This particular miniature is taken from a Larry Elmore painting titled "Waiting for Shadamehr" (the image can be found at the bottom of this post). In it, a scantily clad female ranger/warrior kneels at the edge of a forest with her gnomish companion, while lands that beckon the adventurous fall away in a valley to the right. I never knew the title of the painting back then but I think it is perfectly named. In my mind, they were indeed waiting for someone, though whether that someone was friend of foe, I knew not. That, I think, was part of the allure of the painting. One could stare at the image for hours and conjure up a thousand different stories that could define Mr. Elmore's effort.
Sculptor Dennis Mize did a wonderful job capturing the essence of the painting and transferring it to the miniature. The similarities are striking, which is what drew me to the mini in the first place. Most every detail is present and well-executed. In my opinion, only her facial countenance differs. In the painting, she has such a stern expression while the miniature version seems to flash a sly smirk. It's not an unpleasant change by any means (perfect for a mini used for roleplaying) but it is a change nonetheless. Unfortunately her gnomish companion does not seem to be available. Too bad, as the addition of the gnome would make for a great diorama.
I thought of painting the miniature to match the colors of the painting itself. After starting, however, I realized that I had been using quite a bit of blues lately. I wanted to switch up the routine a bit to help shake off the Thorin & Company funk so I changed up the main colors to mainly green and red. Those colors always look good together but one has to be careful or else the final outcome starts looking like a Christmas decoration. By keeping my reds muted and the green bright, hopefully I dodged that fashion faux pas. I rarely paint large flat sections of my miniatures red because I have a hard time creating proper highlighting and shading in those circumstances. I couldn't resist this time, though. To camouflage my lack of skill with shading red, I drew up a nice pattern for the shield's heraldry then tried my luck with a bit of freehand. Not my best effort but certainly not my worst.

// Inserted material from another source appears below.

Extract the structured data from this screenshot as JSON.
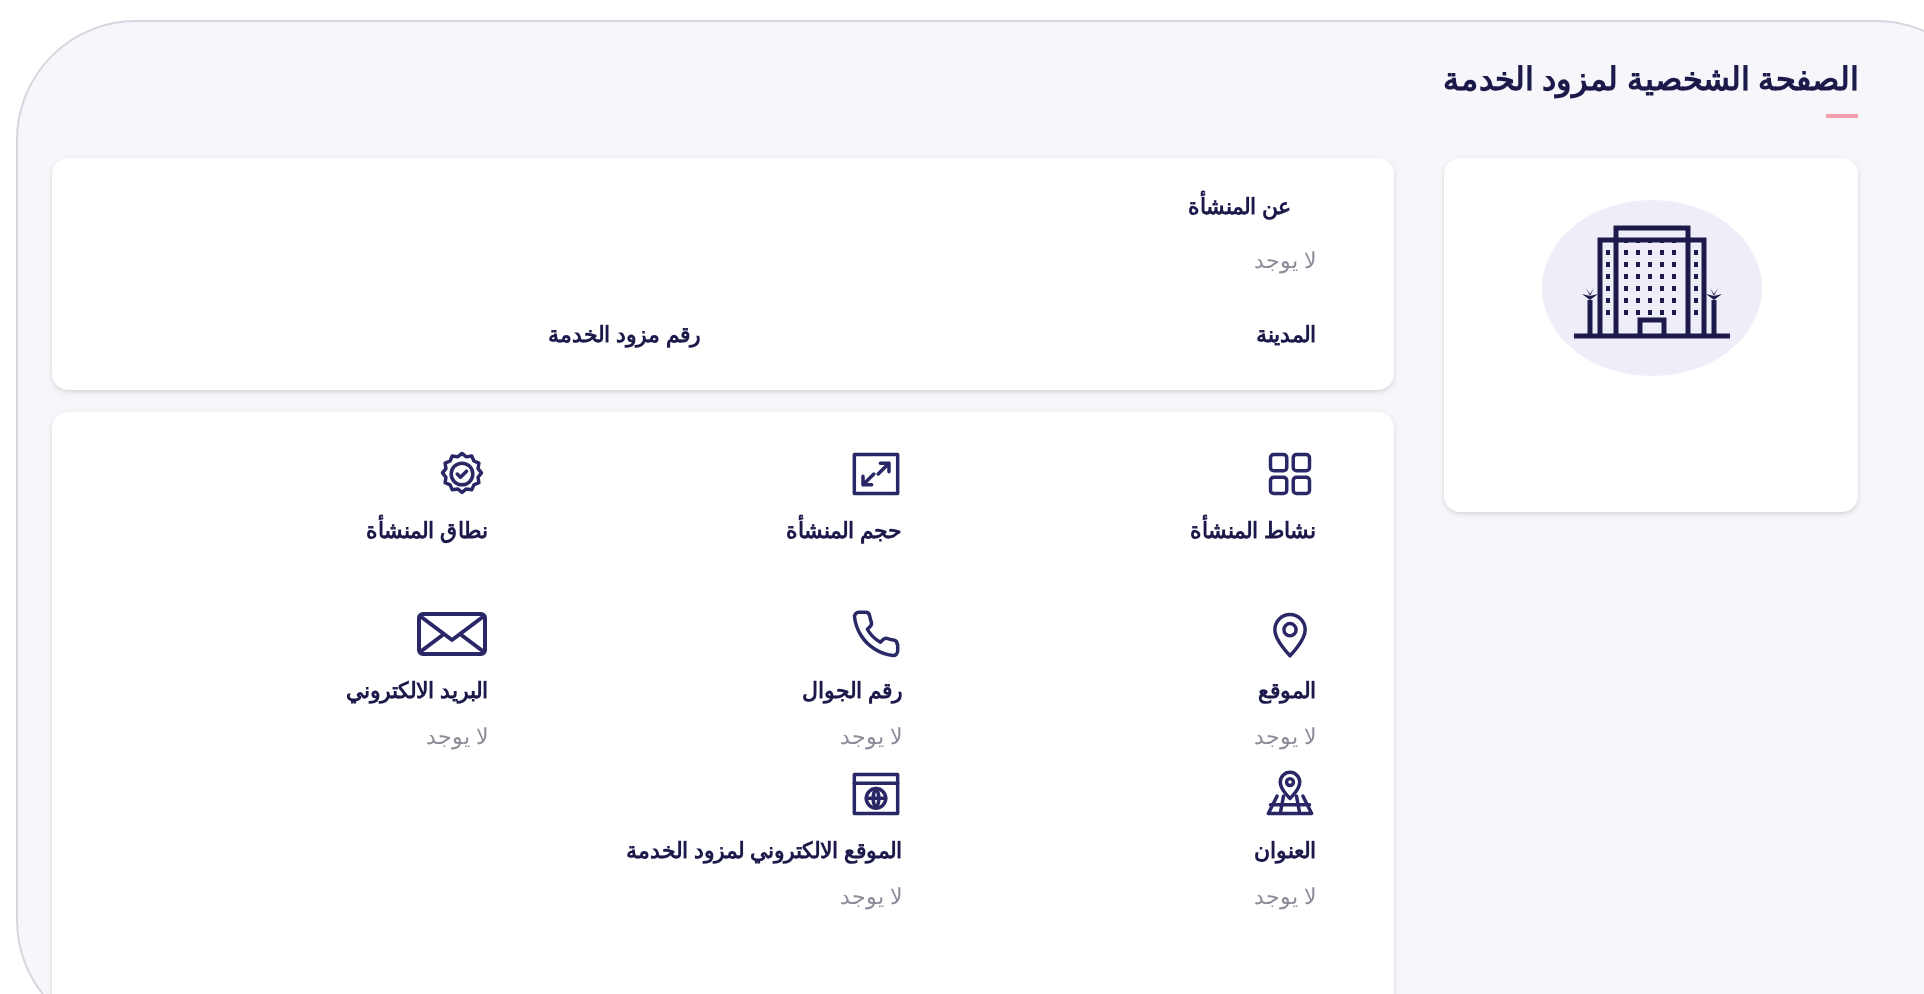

Just like many of the DSM models, Waiting for Shadamehr is shipped in multiple pieces (two in this case). Due to the high quality of their products, I rarely encounter problems with assembly. However, the sword arm on this model did not want to play nicely. A large gap was present after assembly and no amount of filing and repositioning would correct the issue. Finally I gave up and used liquid green stuff to fill the gap and sculpt in some of the missing detail. By looking closely at the photo below, you can see my poor attempt at sculpting just below and to the side of the bracer.
For the most part, I'm pleased with the outcome. Even had the miniature not turned out as she did, I still would not complain, though. Just to be painting something different than those blasted dwarves was pleasure enough. I think I'll polish off a few more projects before returning to the dwarves. By then I'll hopefully have renewed vigor to tackle the remaining companions of Thorin Oakenshield.
By the way, I'm really not sure who Shadamehr is. Any Larry Elmore fans out there know?
Thanks for reading...